Monday, January 18, 2016
Daily Times Editorial Jan 18, 2016
Mediatory role Prime Minister Nawaz Sharif and COAS General Raheel Sharif embark on an attempted mediatory mission to Saudi Arabia (today) and Iran (Tuesday) to help defuse tensions between the two countries that have escalated to virtual breaking point in recent days. To recap, Saudi Arabia's execution of Shia cleric and critic of the Saudi regime Sheikh Nimr al-Nimr earlier this month infuriated Iran and Shias throughout the region. The execution was seen as a deliberate and cruel provocation as al-Nimr was considered a critic advocating peaceful struggle within Saudi Arabia for the rights of the Shia minority. It was also interpreted widely as Riyadh's riposte for the incremental rehabilitation of Iran from international pariah status to a full member of the global community.
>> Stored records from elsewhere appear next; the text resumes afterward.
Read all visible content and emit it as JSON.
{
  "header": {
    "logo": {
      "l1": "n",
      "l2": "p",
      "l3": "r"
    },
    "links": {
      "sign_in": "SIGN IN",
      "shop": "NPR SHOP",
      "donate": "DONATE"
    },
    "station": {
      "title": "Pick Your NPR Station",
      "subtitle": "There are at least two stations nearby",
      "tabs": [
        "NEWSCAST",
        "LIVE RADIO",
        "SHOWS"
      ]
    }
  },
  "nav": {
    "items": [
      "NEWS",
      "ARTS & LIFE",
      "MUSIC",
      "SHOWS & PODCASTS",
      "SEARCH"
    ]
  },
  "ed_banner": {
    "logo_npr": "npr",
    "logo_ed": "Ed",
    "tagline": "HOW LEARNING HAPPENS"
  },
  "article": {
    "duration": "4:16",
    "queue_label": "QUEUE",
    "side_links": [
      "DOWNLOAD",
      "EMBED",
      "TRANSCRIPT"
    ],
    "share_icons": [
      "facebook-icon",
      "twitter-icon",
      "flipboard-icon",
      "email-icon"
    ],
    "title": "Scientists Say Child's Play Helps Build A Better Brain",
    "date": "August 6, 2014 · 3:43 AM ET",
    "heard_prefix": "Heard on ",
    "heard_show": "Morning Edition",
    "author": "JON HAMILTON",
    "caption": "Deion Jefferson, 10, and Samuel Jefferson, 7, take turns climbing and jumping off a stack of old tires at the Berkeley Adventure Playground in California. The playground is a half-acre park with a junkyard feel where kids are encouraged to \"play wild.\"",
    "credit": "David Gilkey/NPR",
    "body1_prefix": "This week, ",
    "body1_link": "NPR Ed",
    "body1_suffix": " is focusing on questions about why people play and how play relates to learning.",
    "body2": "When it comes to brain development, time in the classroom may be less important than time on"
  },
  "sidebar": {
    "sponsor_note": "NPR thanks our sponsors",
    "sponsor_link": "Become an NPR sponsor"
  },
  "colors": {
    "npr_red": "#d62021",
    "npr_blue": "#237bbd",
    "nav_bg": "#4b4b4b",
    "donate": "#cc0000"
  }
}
This turnaround has been made possible by the agreement between Iran and the world powers to halt its nuclear programme and restrict future nuclear activities to peaceful purposes under international supervision and monitoring. First and foremost, the International Atomic Energy Agency (IAEA) is going to issue a clean chit to Tehran's adherence to the terms of the nuclear agreement. This will be followed by international sanctions imposed on Iran because of its alleged development of nuclear weapons being lifted, freeing Iran to return to international economic engagement. Although the sanctions have taken a toll of the 80 million populace of Iran and western multinational companies are gearing up to exploit the pent up demand of the deprived Iranian market, the most dramatic impact is likely to be felt in the international oil market. Tehran is naturally anxious to re-enter the global oil market as soon as possible and ship as much oil as possible, despite the supply glut that has driven the price of oil below 30 dollars a barrel. Surplus oil being pumped is around 1.5 million barrels a day. If Tehran's intent to increase its exports by 500,000 barrels a day within weeks and another 500,000 barrels a day within a year is realised, the fate of international oil prices is clear. Already, the lowest price of oil in decades points to the market's anticipation of the glut increasing due to Tehran's return to the market. The present level of oversupply has exhausted global storage space. Despite this, OPEC's inability to arrive at a consensus cut back of production has left the market a victim of the anarchy accompanying every producer's unwillingness to take the long view and agree production cuts that would help stabilise falling oil prices. For countries like Saudi Arabia and its Gulf Arab allies, a cut back would threaten their ability to maintain the lifestyle of their peoples, based on the riches derived from a single product economy. However, the present course too could arrive at the same destination because of the downward spiral of oil prices. Instability and chaos therefore loom over the horizon for these monarchies whose dependence on largesse for their people to retain their grip on power could unravel. The mission the prime minister and COAS have embarked upon seems difficult (some would say impossible) but necessary. Pakistan has of late (the Yemen intervention request) and particularly in this instance of Saudi Arabia's concerted drive to get Pakistan and its military capabilities aligned against Iran, adopted exemplary neutrality. This is in the broader interests of the protagonists, the region and the world. More particularly, it is in Pakistan's own interest to steer clear of a manifestly sectarian regional quagmire that would have blowback effects at home. Pakistan cannot allow the opening provided by Iranian international rehabilitation and the lifting of sanctions to go abegging. The gas pipeline from Iran stands completed up to the border on the Iranian side. The lifting of sanctions will allow its completion on our side and the flow of critically needed gas to begin. In addition, given Pakistan's long contiguous border with Iran, the potential for trade enhancement, road and rail linkages and mutual investment remains to be explored. Pakistan has rightly kept its nose out of the sectarian stink in the region fuelled by Saudi Arabia's Wahhabi ambitions. Now if it can offer the olive branch to both Riyadh and Tehran and persuade them to pull back from the brink of a very dangerous and potentially inflammatory confrontation, it will earn plaudits near and far and make a signal contribution to peace and stability in the region. We can only wish our leadership the best of luck in a plucky but difficult endeavour.